Action item:
Look through the records below, count the lines with the word "this", and reply with only the number.

[Dataset rows for apps and sites]
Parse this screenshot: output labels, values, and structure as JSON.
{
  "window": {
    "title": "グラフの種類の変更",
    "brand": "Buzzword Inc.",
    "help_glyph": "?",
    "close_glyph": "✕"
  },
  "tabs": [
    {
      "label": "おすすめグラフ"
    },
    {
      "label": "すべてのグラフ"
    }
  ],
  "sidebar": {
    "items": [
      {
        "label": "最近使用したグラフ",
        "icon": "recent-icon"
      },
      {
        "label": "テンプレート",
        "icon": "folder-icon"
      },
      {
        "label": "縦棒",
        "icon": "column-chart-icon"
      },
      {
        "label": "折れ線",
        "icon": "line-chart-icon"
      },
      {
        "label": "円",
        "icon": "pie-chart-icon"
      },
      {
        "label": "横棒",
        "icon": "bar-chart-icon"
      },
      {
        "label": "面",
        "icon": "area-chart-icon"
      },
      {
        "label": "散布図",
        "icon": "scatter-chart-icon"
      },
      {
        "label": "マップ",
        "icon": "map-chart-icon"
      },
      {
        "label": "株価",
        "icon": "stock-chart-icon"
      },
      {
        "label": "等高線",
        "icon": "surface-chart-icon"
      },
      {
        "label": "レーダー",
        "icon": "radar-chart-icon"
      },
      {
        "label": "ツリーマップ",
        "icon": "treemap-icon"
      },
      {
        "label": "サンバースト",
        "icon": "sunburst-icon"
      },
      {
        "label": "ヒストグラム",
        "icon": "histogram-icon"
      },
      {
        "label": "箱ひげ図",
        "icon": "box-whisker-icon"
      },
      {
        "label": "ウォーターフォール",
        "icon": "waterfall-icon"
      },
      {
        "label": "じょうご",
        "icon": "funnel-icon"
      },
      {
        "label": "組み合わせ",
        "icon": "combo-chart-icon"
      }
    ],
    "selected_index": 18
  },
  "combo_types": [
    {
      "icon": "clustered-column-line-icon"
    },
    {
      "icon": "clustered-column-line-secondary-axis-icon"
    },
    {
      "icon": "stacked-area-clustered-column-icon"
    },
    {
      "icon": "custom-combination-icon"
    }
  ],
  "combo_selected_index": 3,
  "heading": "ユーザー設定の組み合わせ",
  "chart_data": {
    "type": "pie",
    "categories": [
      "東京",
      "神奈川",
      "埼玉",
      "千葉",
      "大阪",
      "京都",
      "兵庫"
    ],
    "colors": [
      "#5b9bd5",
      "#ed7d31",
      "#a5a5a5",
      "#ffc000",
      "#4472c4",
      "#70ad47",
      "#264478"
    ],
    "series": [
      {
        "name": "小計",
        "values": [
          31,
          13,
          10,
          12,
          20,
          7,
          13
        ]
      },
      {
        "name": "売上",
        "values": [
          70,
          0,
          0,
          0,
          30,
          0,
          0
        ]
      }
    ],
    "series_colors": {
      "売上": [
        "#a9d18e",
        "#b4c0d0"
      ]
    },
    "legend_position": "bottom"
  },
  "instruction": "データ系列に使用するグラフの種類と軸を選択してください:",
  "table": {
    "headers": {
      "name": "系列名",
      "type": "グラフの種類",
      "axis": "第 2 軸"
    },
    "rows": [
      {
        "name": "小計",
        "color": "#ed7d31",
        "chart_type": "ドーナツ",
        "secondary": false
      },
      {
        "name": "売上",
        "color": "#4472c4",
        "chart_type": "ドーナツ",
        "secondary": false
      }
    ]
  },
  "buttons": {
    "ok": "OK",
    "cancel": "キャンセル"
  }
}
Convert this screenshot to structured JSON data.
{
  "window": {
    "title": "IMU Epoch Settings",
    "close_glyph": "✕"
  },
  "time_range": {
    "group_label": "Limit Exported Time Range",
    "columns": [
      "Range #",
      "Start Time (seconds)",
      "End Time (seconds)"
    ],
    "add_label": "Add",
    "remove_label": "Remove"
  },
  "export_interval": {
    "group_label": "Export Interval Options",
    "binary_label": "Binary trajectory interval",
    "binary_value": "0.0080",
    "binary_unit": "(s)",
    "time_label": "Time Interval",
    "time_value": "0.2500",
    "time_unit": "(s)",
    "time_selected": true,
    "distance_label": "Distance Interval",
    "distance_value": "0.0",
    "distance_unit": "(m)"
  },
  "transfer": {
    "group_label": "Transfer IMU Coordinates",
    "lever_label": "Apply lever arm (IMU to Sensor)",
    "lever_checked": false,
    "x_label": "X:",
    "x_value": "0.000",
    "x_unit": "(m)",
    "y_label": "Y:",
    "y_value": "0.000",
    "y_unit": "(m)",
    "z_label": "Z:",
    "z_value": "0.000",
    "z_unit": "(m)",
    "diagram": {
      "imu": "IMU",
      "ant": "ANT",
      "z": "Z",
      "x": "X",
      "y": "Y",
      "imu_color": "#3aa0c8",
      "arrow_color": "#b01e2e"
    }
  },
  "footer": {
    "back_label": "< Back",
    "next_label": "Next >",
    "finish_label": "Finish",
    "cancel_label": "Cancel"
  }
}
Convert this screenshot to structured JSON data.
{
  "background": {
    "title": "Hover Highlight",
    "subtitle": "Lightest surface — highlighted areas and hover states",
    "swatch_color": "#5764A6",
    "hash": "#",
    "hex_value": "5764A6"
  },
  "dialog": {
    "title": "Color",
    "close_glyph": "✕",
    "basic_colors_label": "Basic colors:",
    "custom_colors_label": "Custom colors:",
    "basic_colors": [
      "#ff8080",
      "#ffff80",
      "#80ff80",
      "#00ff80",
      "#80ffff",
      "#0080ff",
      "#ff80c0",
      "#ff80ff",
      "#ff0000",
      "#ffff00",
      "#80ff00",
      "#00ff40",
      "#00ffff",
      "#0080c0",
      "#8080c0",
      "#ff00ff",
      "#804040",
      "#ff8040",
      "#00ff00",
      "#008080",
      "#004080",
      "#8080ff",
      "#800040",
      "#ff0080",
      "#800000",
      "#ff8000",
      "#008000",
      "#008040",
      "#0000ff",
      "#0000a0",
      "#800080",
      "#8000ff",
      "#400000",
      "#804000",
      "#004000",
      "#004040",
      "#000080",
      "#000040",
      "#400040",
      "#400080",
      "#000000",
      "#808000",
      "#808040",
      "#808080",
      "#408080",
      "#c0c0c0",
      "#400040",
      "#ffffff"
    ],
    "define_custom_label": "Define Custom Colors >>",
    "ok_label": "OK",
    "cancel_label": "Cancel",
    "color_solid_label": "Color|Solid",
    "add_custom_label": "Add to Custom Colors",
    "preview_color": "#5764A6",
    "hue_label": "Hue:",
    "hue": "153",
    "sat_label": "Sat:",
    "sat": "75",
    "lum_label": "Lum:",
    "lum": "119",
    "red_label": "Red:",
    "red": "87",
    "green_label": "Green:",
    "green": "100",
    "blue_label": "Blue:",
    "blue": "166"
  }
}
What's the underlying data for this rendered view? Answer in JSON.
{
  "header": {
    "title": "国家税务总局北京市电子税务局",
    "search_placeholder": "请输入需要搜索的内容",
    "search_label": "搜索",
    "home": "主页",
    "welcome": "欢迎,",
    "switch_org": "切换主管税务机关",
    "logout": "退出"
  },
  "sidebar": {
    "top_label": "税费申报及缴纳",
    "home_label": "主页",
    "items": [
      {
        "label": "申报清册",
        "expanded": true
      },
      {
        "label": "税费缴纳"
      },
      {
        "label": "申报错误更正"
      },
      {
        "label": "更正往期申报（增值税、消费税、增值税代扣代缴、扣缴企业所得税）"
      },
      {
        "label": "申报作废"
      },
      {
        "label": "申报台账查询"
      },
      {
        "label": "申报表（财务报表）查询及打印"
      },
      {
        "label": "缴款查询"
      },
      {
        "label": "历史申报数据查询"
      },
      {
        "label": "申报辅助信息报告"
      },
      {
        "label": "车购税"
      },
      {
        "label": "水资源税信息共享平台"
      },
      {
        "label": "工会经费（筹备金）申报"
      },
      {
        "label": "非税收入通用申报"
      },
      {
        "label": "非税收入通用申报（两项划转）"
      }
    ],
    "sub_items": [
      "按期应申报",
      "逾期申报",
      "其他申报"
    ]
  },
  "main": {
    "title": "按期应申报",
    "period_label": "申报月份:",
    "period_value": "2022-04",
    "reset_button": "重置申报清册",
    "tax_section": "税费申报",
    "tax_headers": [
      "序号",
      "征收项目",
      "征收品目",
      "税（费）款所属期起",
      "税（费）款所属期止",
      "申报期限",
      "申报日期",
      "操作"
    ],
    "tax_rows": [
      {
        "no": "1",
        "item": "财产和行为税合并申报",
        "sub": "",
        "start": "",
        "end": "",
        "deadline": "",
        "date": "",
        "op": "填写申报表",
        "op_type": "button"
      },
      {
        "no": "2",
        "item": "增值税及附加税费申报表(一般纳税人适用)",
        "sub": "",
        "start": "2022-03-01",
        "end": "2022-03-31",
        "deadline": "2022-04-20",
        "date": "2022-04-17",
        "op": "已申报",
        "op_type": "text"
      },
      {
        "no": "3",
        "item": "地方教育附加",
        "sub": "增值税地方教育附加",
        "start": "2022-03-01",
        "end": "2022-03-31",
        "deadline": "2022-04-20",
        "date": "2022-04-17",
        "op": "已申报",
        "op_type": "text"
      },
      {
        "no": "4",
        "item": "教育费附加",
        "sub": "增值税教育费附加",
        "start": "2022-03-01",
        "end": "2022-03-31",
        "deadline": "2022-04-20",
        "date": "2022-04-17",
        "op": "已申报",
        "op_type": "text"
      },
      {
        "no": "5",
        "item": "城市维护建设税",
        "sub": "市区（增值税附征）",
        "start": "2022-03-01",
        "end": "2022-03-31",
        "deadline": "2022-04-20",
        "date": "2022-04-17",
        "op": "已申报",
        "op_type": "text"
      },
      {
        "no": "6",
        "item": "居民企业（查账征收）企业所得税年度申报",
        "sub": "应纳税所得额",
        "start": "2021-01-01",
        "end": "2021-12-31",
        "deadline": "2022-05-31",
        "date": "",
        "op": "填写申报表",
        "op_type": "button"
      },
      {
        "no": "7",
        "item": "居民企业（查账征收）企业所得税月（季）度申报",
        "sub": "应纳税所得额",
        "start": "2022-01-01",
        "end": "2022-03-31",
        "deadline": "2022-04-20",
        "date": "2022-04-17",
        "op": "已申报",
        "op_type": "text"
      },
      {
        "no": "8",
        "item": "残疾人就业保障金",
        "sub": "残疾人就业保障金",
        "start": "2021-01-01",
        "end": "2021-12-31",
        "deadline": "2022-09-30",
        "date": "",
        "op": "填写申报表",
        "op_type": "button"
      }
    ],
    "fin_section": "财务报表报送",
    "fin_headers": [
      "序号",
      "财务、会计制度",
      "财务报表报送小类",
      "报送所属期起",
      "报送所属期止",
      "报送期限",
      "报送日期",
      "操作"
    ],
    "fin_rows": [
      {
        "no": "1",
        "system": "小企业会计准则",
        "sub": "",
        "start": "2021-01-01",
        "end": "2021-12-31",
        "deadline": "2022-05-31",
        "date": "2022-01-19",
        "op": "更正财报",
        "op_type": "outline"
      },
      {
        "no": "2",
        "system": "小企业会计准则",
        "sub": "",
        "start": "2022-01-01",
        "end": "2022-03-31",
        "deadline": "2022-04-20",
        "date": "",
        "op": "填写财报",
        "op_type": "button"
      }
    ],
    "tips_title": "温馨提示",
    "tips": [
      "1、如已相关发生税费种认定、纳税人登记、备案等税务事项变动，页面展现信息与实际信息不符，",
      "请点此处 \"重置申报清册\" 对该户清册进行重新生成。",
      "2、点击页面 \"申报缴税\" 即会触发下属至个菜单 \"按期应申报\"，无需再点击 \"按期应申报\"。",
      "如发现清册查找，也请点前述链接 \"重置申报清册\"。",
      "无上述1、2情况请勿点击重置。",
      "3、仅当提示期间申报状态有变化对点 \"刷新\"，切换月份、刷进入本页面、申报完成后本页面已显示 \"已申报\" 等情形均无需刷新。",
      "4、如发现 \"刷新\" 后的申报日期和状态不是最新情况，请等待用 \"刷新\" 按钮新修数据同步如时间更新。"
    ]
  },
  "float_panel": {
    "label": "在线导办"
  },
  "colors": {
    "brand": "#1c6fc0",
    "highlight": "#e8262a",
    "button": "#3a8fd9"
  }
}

Your response:
4